You've been swindled. The conman is caught and brought to trial. Guilty, says the jury.
"Guilty, by Jove!" says the judge. "As this is by no means your first offence, I sentence you to... well, what would you like?"
"How about forcing me to buy a new suit?", says the criminal. "I've got the money. Business has been good. And if you could hurry up, I've got a lot on my plate."
As the swindled party, how would you feel?
Better get used to that feeling. This is what's playing out in the European Commission. Microsoft has been found guilty of abuse of its position - as it was in America, remember - on activities that have given millions of people a bad deal and crippled sectors of the IT industry. Yet it and the EC are negotiating away any hint of effective action.

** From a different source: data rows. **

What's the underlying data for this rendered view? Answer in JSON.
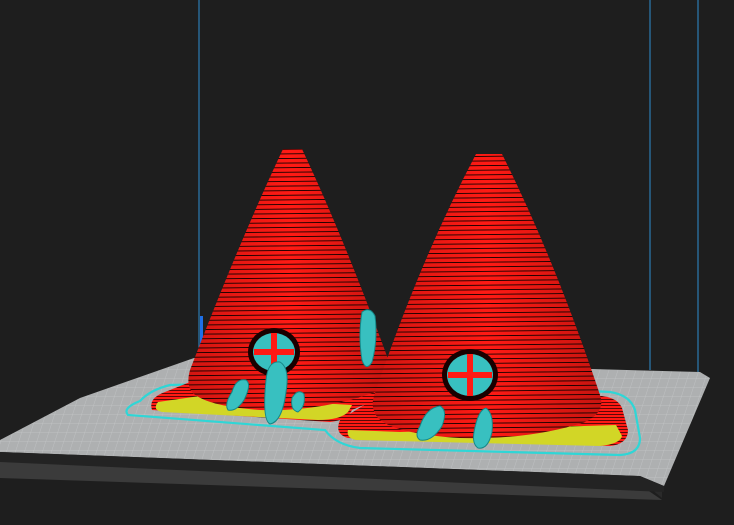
{
  "viewport": {
    "background": "#1e1e1e",
    "colors": {
      "build_volume_line": "#2f8fd0",
      "axis_marker": "#1e6fe8",
      "plate_top": "#aeb0b1",
      "plate_grid": "#c4c6c7",
      "plate_edge": "#2a2a2a",
      "plate_side": "#3b3b3b",
      "outer_wall": "#ff1a14",
      "layer_line": "#1a0000",
      "top_skin": "#d2d626",
      "support": "#38c0c0",
      "support_dark": "#168787",
      "skirt": "#2fd6d6"
    },
    "objects": [
      {
        "name": "cone-left",
        "type": "cone",
        "features": [
          "brim",
          "support-structures",
          "window-opening"
        ]
      },
      {
        "name": "cone-right",
        "type": "cone",
        "features": [
          "brim",
          "support-structures",
          "window-opening"
        ]
      }
    ]
  }
}
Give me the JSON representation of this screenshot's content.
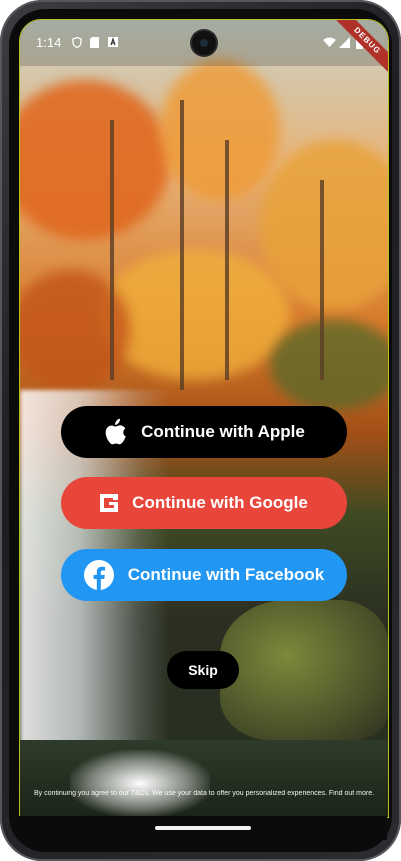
{
  "status_bar": {
    "time": "1:14",
    "debug_banner": "DEBUG",
    "left_icons": [
      "shield-icon",
      "sim-card-icon",
      "a-icon"
    ],
    "right_icons": [
      "wifi-icon",
      "signal-icon",
      "battery-icon"
    ]
  },
  "auth": {
    "apple_label": "Continue with Apple",
    "google_label": "Continue with Google",
    "facebook_label": "Continue with Facebook",
    "apple_color": "#000000",
    "google_color": "#e8463b",
    "facebook_color": "#2196f3"
  },
  "skip_label": "Skip",
  "terms_text": "By continuing you agree to our T&Cs. We use your data to offer you personalized experiences. Find out more."
}
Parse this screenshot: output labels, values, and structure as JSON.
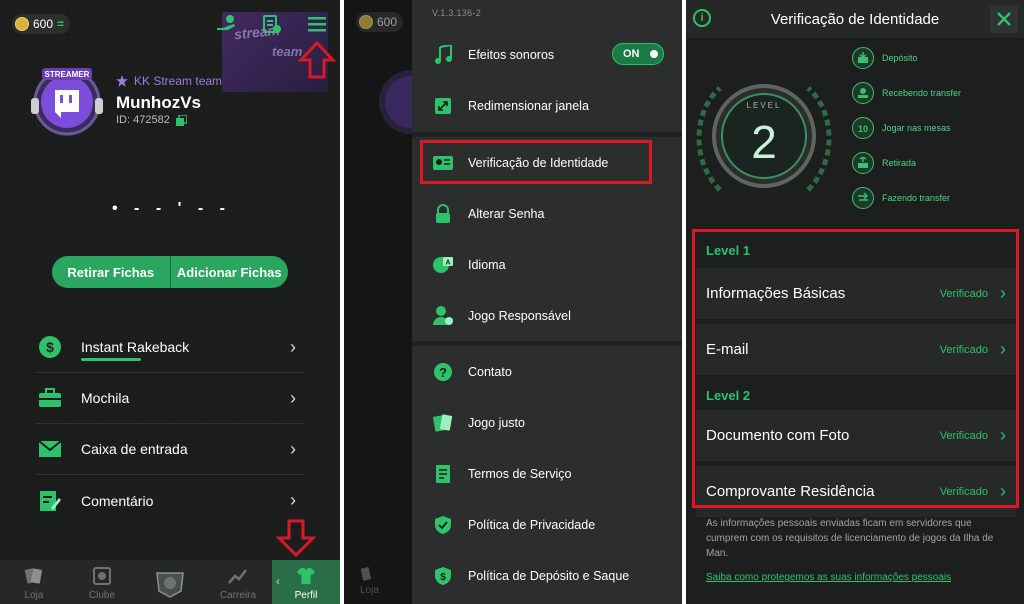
{
  "colors": {
    "accent_green": "#2ec36a",
    "highlight_red": "#d8192a",
    "background": "#1c1e1d"
  },
  "profile": {
    "coins": "600",
    "banner_text_1": "stream",
    "banner_text_2": "team",
    "team": "KK Stream team",
    "username": "MunhozVs",
    "user_id": "ID: 472582",
    "masked_info": "• - - ' - -",
    "withdraw_button": "Retirar Fichas",
    "add_button": "Adicionar Fichas",
    "menu": [
      {
        "label": "Instant Rakeback",
        "icon": "dollar-icon"
      },
      {
        "label": "Mochila",
        "icon": "briefcase-icon"
      },
      {
        "label": "Caixa de entrada",
        "icon": "mail-icon"
      },
      {
        "label": "Comentário",
        "icon": "edit-icon"
      }
    ],
    "tabs": [
      {
        "label": "Loja",
        "icon": "cards-icon"
      },
      {
        "label": "Clube",
        "icon": "club-icon"
      },
      {
        "label": "",
        "icon": "poker-emblem-icon"
      },
      {
        "label": "Carreira",
        "icon": "chart-icon"
      },
      {
        "label": "Perfil",
        "icon": "jersey-icon"
      }
    ]
  },
  "settings": {
    "coins": "600",
    "dim_tab": "Loja",
    "version": "V.1.3.136-2",
    "items": [
      {
        "label": "Efeitos sonoros",
        "icon": "music-icon",
        "toggle": "ON"
      },
      {
        "label": "Redimensionar janela",
        "icon": "resize-icon"
      },
      {
        "label": "Verificação de Identidade",
        "icon": "id-card-icon"
      },
      {
        "label": "Alterar Senha",
        "icon": "lock-icon"
      },
      {
        "label": "Idioma",
        "icon": "language-icon"
      },
      {
        "label": "Jogo Responsável",
        "icon": "user-settings-icon"
      },
      {
        "label": "Contato",
        "icon": "help-icon"
      },
      {
        "label": "Jogo justo",
        "icon": "cards-icon"
      },
      {
        "label": "Termos de Serviço",
        "icon": "document-icon"
      },
      {
        "label": "Política de Privacidade",
        "icon": "shield-icon"
      },
      {
        "label": "Política de Depósito e Saque",
        "icon": "deposit-icon"
      }
    ]
  },
  "verification": {
    "title": "Verificação de Identidade",
    "level_label": "LEVEL",
    "level_number": "2",
    "perks": [
      {
        "label": "Depósito",
        "icon": "deposit-icon"
      },
      {
        "label": "Recebendo transfer",
        "icon": "receive-icon"
      },
      {
        "label": "Jogar nas mesas",
        "icon": "table-icon"
      },
      {
        "label": "Retirada",
        "icon": "withdraw-icon"
      },
      {
        "label": "Fazendo transfer",
        "icon": "transfer-icon"
      }
    ],
    "level1_title": "Level 1",
    "level2_title": "Level 2",
    "rows": [
      {
        "label": "Informações Básicas",
        "status": "Verificado"
      },
      {
        "label": "E-mail",
        "status": "Verificado"
      },
      {
        "label": "Documento com Foto",
        "status": "Verificado"
      },
      {
        "label": "Comprovante Residência",
        "status": "Verificado"
      }
    ],
    "footer_text": "As informações pessoais enviadas ficam em servidores que cumprem com os requisitos de licenciamento de jogos da Ilha de Man.",
    "footer_link": "Saiba como protegemos as suas informações pessoais"
  }
}
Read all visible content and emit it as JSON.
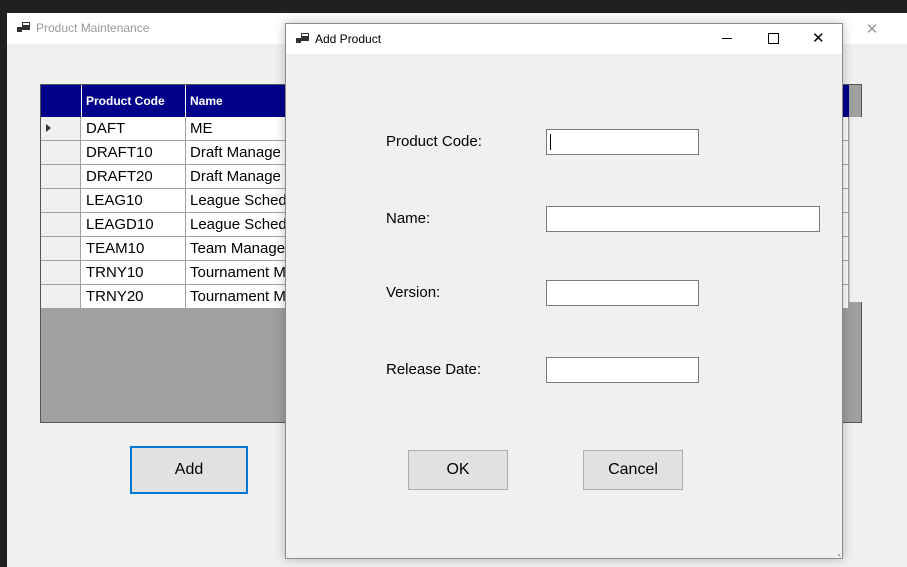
{
  "main_window": {
    "title": "Product Maintenance",
    "close_glyph": "✕",
    "icon": "app-window-icon"
  },
  "grid": {
    "columns": [
      {
        "label": "Product Code"
      },
      {
        "label": "Name"
      }
    ],
    "rows": [
      {
        "code": "DAFT",
        "name": "ME",
        "selected": true
      },
      {
        "code": "DRAFT10",
        "name": "Draft Manage"
      },
      {
        "code": "DRAFT20",
        "name": "Draft Manage"
      },
      {
        "code": "LEAG10",
        "name": "League Sched"
      },
      {
        "code": "LEAGD10",
        "name": "League Sched"
      },
      {
        "code": "TEAM10",
        "name": "Team Manage"
      },
      {
        "code": "TRNY10",
        "name": "Tournament M"
      },
      {
        "code": "TRNY20",
        "name": "Tournament M"
      }
    ],
    "header_color": "#00008b"
  },
  "main_buttons": {
    "add_label": "Add"
  },
  "dialog": {
    "title": "Add Product",
    "icon": "app-window-icon",
    "controls": {
      "minimize": "minimize-icon",
      "maximize": "maximize-icon",
      "close": "close-icon",
      "close_glyph": "✕"
    },
    "fields": {
      "product_code": {
        "label": "Product Code:",
        "value": ""
      },
      "name": {
        "label": "Name:",
        "value": ""
      },
      "version": {
        "label": "Version:",
        "value": ""
      },
      "release_date": {
        "label": "Release Date:",
        "value": ""
      }
    },
    "ok_label": "OK",
    "cancel_label": "Cancel"
  },
  "colors": {
    "accent_focus": "#0078d7",
    "window_bg": "#f0f0f0"
  }
}
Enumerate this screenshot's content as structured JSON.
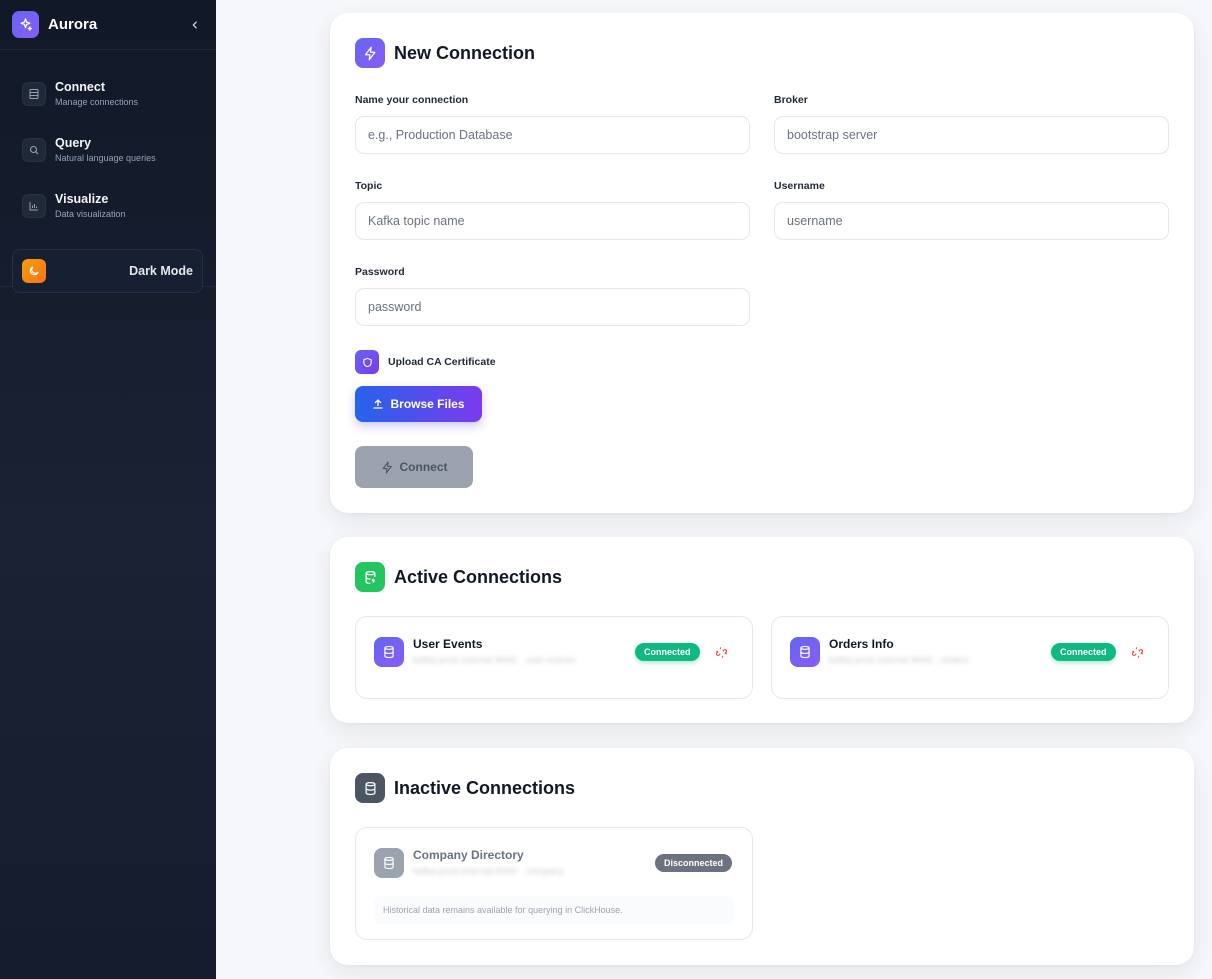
{
  "app": {
    "name": "Aurora",
    "accent": "#6366f1"
  },
  "sidebar": {
    "items": [
      {
        "label": "Connect",
        "sub": "Manage connections",
        "icon": "database-icon"
      },
      {
        "label": "Query",
        "sub": "Natural language queries",
        "icon": "search-icon"
      },
      {
        "label": "Visualize",
        "sub": "Data visualization",
        "icon": "bar-chart-icon"
      }
    ],
    "dark_mode_label": "Dark Mode"
  },
  "new_connection": {
    "title": "New Connection",
    "fields": {
      "name": {
        "label": "Name your connection",
        "placeholder": "e.g., Production Database",
        "value": ""
      },
      "broker": {
        "label": "Broker",
        "placeholder": "bootstrap server",
        "value": ""
      },
      "topic": {
        "label": "Topic",
        "placeholder": "Kafka topic name",
        "value": ""
      },
      "username": {
        "label": "Username",
        "placeholder": "username",
        "value": ""
      },
      "password": {
        "label": "Password",
        "placeholder": "password",
        "value": ""
      }
    },
    "upload_label": "Upload CA Certificate",
    "browse_label": "Browse Files",
    "connect_label": "Connect"
  },
  "active_connections": {
    "title": "Active Connections",
    "items": [
      {
        "name": "User Events",
        "meta": "kafka.prod.internal:9092 · user-events",
        "status": "Connected"
      },
      {
        "name": "Orders Info",
        "meta": "kafka.prod.internal:9092 · orders",
        "status": "Connected"
      }
    ]
  },
  "inactive_connections": {
    "title": "Inactive Connections",
    "items": [
      {
        "name": "Company Directory",
        "meta": "kafka.prod.internal:9092 · company",
        "status": "Disconnected",
        "note": "Historical data remains available for querying in ClickHouse."
      }
    ]
  },
  "colors": {
    "connected": "#10b981",
    "disconnected": "#6b7280",
    "active_icon": "#22c55e",
    "inactive_icon": "#4b5563"
  }
}
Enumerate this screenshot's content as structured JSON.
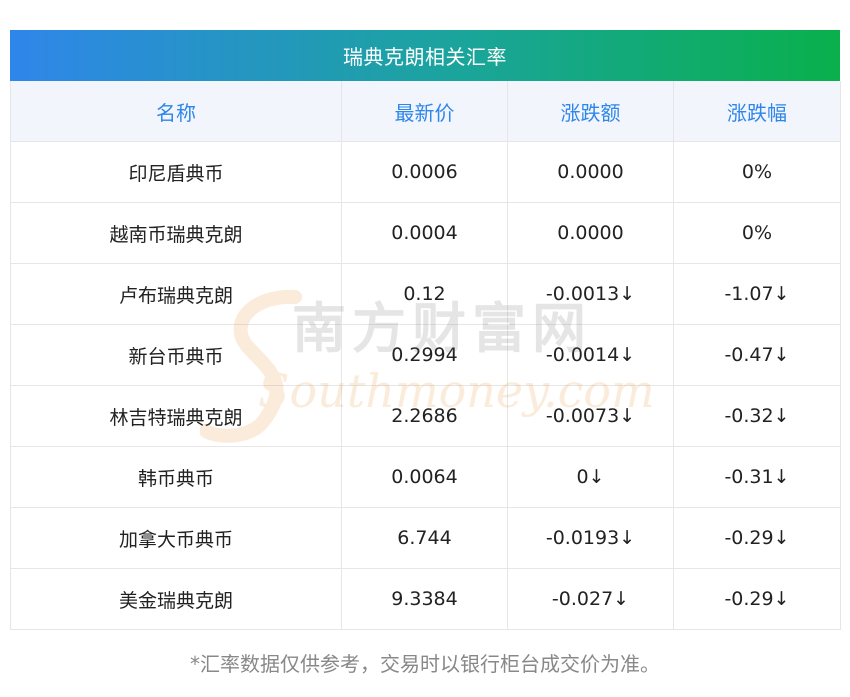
{
  "title": "瑞典克朗相关汇率",
  "columns": [
    "名称",
    "最新价",
    "涨跌额",
    "涨跌幅"
  ],
  "rows": [
    {
      "name": "印尼盾典币",
      "price": "0.0006",
      "change": "0.0000",
      "pct": "0%",
      "down": false
    },
    {
      "name": "越南币瑞典克朗",
      "price": "0.0004",
      "change": "0.0000",
      "pct": "0%",
      "down": false
    },
    {
      "name": "卢布瑞典克朗",
      "price": "0.12",
      "change": "-0.0013↓",
      "pct": "-1.07↓",
      "down": true
    },
    {
      "name": "新台币典币",
      "price": "0.2994",
      "change": "-0.0014↓",
      "pct": "-0.47↓",
      "down": true
    },
    {
      "name": "林吉特瑞典克朗",
      "price": "2.2686",
      "change": "-0.0073↓",
      "pct": "-0.32↓",
      "down": true
    },
    {
      "name": "韩币典币",
      "price": "0.0064",
      "change": "0↓",
      "pct": "-0.31↓",
      "down": true
    },
    {
      "name": "加拿大币典币",
      "price": "6.744",
      "change": "-0.0193↓",
      "pct": "-0.29↓",
      "down": true
    },
    {
      "name": "美金瑞典克朗",
      "price": "9.3384",
      "change": "-0.027↓",
      "pct": "-0.29↓",
      "down": true
    }
  ],
  "watermark": {
    "brand_cn": "南方财富网",
    "brand_en": "Southmoney.com"
  },
  "footnote": "*汇率数据仅供参考，交易时以银行柜台成交价为准。",
  "colors": {
    "header_start": "#2f86ea",
    "header_end": "#09b04c",
    "column_header_text": "#2f86ea",
    "down_text": "#109a10",
    "neutral_text": "#222222",
    "footnote_text": "#888888"
  }
}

Take Windows XP N, the version of XP without the Media Player. By allowing Microsoft to offer this at the same price as full XP, the EC has ensured that Microsoft will not only suffer no loss of revenue whatsoever - not a single penny - but can say "Look! No demand!" when everyone else ignores it. If that's a punishment, we're the Bolshoi Ballet.
And server interoperability, where Microsoft has also been found guilty of using its IP to illegally lock people out, is still being discussed. Why? What is wrong with saying that Microsoft has forfeited its right to that IP, such as it is, by egregious abuse, and it will immediately open it up or be hit with those seven figure daily fines?
Watching the conman shake hands with the judge, you may wonder what's going on between those two.
Let's look at Microsoft's modus operandi under pressure. We've seen it in America, where Microsoft said it would withdraw Windows from sale rather than comply with sanctions. We've seen it in Asia, where Steve Ballmer issued the most thinly veiled of threats to anyone thinking of open source - but he didn't mean it, of course. We've seen it in Europe, where Microsoft never threatened to pull research and development back to the US if software patents weren't supported and had no idea why anyone would think such a thing.
Again and again, Microsoft's response when all else is lost is: you touch us, we'll hurt you twice as bad. It's worked before. It would be out of character were this not part of its negotiations with the EC: how else to explain what's going on?
This is not justice. This is capitulating to a bully -- one, moreover, intent on increasing its control over the industry by all the technical, political and legal means it can muster.
We can still hurt Microsoft more than it can hurt us. Its bluff must be called, while we still have the option.